# Stored items from a collection:

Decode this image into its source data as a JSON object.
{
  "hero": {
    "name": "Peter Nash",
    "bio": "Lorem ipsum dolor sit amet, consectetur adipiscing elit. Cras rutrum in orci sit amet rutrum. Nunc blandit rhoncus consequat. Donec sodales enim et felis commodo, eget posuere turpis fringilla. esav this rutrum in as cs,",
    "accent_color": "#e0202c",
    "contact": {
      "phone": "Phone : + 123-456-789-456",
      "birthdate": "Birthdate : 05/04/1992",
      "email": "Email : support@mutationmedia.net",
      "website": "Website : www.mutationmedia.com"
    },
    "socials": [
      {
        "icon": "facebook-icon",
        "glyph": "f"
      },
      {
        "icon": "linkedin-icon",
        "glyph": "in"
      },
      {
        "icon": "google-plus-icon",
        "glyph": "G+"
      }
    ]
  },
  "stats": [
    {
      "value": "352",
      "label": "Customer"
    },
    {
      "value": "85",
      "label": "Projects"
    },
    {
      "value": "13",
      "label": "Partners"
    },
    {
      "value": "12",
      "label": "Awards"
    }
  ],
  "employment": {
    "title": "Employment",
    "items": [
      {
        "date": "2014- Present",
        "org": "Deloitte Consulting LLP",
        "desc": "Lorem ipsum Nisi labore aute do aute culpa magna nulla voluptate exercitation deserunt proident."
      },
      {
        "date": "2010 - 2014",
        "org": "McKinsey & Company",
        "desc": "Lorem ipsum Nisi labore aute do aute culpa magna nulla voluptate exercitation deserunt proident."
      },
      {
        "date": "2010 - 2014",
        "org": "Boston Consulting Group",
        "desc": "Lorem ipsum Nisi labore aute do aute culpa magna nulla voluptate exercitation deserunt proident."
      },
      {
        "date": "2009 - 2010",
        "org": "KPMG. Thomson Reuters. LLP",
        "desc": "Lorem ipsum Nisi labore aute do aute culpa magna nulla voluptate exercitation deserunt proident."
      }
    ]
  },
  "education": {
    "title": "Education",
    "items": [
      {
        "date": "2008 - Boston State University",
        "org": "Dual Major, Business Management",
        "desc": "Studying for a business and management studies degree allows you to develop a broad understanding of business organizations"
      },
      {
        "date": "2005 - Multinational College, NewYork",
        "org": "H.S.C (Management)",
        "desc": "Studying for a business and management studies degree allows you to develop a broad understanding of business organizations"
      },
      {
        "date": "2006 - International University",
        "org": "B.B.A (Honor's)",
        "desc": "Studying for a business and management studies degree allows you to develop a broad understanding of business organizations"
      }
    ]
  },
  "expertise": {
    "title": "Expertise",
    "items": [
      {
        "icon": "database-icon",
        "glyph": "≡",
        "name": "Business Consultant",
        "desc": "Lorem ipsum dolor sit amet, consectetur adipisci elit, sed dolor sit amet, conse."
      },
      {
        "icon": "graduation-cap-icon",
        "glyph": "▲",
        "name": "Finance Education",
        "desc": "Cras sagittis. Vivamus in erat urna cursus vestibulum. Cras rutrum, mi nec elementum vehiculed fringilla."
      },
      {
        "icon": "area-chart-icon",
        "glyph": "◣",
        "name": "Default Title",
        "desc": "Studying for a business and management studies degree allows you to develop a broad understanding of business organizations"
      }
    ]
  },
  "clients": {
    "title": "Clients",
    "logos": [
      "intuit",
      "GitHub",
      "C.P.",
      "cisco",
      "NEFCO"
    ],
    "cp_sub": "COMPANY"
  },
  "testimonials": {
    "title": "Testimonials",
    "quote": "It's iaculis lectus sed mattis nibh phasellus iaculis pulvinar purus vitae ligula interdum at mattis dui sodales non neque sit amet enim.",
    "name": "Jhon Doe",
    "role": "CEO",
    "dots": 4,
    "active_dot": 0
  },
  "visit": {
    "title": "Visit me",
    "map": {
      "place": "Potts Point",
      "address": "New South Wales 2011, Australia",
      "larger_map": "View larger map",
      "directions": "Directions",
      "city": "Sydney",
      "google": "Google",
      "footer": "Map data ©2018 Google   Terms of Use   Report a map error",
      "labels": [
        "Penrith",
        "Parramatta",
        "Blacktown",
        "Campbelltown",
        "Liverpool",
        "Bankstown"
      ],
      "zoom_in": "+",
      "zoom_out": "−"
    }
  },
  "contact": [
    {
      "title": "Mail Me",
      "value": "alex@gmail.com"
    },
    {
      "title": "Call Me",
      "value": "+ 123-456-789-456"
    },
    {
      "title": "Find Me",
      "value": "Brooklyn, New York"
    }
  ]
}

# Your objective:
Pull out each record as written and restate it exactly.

# Exercise output:
Decode this image into its source data as a JSON object.
{
  "hero": {
    "name": "Peter Nash",
    "bio": "Lorem ipsum dolor sit amet, consectetur adipiscing elit. Cras rutrum in orci sit amet rutrum. Nunc blandit rhoncus consequat. Donec sodales enim et felis commodo, eget posuere turpis fringilla. esav this rutrum in as cs,",
    "accent_color": "#e0202c",
    "contact": {
      "phone": "Phone : + 123-456-789-456",
      "birthdate": "Birthdate : 05/04/1992",
      "email": "Email : support@mutationmedia.net",
      "website": "Website : www.mutationmedia.com"
    },
    "socials": [
      {
        "icon": "facebook-icon",
        "glyph": "f"
      },
      {
        "icon": "linkedin-icon",
        "glyph": "in"
      },
      {
        "icon": "google-plus-icon",
        "glyph": "G+"
      }
    ]
  },
  "stats": [
    {
      "value": "352",
      "label": "Customer"
    },
    {
      "value": "85",
      "label": "Projects"
    },
    {
      "value": "13",
      "label": "Partners"
    },
    {
      "value": "12",
      "label": "Awards"
    }
  ],
  "employment": {
    "title": "Employment",
    "items": [
      {
        "date": "2014- Present",
        "org": "Deloitte Consulting LLP",
        "desc": "Lorem ipsum Nisi labore aute do aute culpa magna nulla voluptate exercitation deserunt proident."
      },
      {
        "date": "2010 - 2014",
        "org": "McKinsey & Company",
        "desc": "Lorem ipsum Nisi labore aute do aute culpa magna nulla voluptate exercitation deserunt proident."
      },
      {
        "date": "2010 - 2014",
        "org": "Boston Consulting Group",
        "desc": "Lorem ipsum Nisi labore aute do aute culpa magna nulla voluptate exercitation deserunt proident."
      },
      {
        "date": "2009 - 2010",
        "org": "KPMG. Thomson Reuters. LLP",
        "desc": "Lorem ipsum Nisi labore aute do aute culpa magna nulla voluptate exercitation deserunt proident."
      }
    ]
  },
  "education": {
    "title": "Education",
    "items": [
      {
        "date": "2008 - Boston State University",
        "org": "Dual Major, Business Management",
        "desc": "Studying for a business and management studies degree allows you to develop a broad understanding of business organizations"
      },
      {
        "date": "2005 - Multinational College, NewYork",
        "org": "H.S.C (Management)",
        "desc": "Studying for a business and management studies degree allows you to develop a broad understanding of business organizations"
      },
      {
        "date": "2006 - International University",
        "org": "B.B.A (Honor's)",
        "desc": "Studying for a business and management studies degree allows you to develop a broad understanding of business organizations"
      }
    ]
  },
  "expertise": {
    "title": "Expertise",
    "items": [
      {
        "icon": "database-icon",
        "glyph": "≡",
        "name": "Business Consultant",
        "desc": "Lorem ipsum dolor sit amet, consectetur adipisci elit, sed dolor sit amet, conse."
      },
      {
        "icon": "graduation-cap-icon",
        "glyph": "▲",
        "name": "Finance Education",
        "desc": "Cras sagittis. Vivamus in erat urna cursus vestibulum. Cras rutrum, mi nec elementum vehiculed fringilla."
      },
      {
        "icon": "area-chart-icon",
        "glyph": "◣",
        "name": "Default Title",
        "desc": "Studying for a business and management studies degree allows you to develop a broad understanding of business organizations"
      }
    ]
  },
  "clients": {
    "title": "Clients",
    "logos": [
      "intuit",
      "GitHub",
      "C.P.",
      "cisco",
      "NEFCO"
    ],
    "cp_sub": "COMPANY"
  },
  "testimonials": {
    "title": "Testimonials",
    "quote": "It's iaculis lectus sed mattis nibh phasellus iaculis pulvinar purus vitae ligula interdum at mattis dui sodales non neque sit amet enim.",
    "name": "Jhon Doe",
    "role": "CEO",
    "dots": 4,
    "active_dot": 0
  },
  "visit": {
    "title": "Visit me",
    "map": {
      "place": "Potts Point",
      "address": "New South Wales 2011, Australia",
      "larger_map": "View larger map",
      "directions": "Directions",
      "city": "Sydney",
      "google": "Google",
      "footer": "Map data ©2018 Google   Terms of Use   Report a map error",
      "labels": [
        "Penrith",
        "Parramatta",
        "Blacktown",
        "Campbelltown",
        "Liverpool",
        "Bankstown"
      ],
      "zoom_in": "+",
      "zoom_out": "−"
    }
  },
  "contact": [
    {
      "title": "Mail Me",
      "value": "alex@gmail.com"
    },
    {
      "title": "Call Me",
      "value": "+ 123-456-789-456"
    },
    {
      "title": "Find Me",
      "value": "Brooklyn, New York"
    }
  ]
}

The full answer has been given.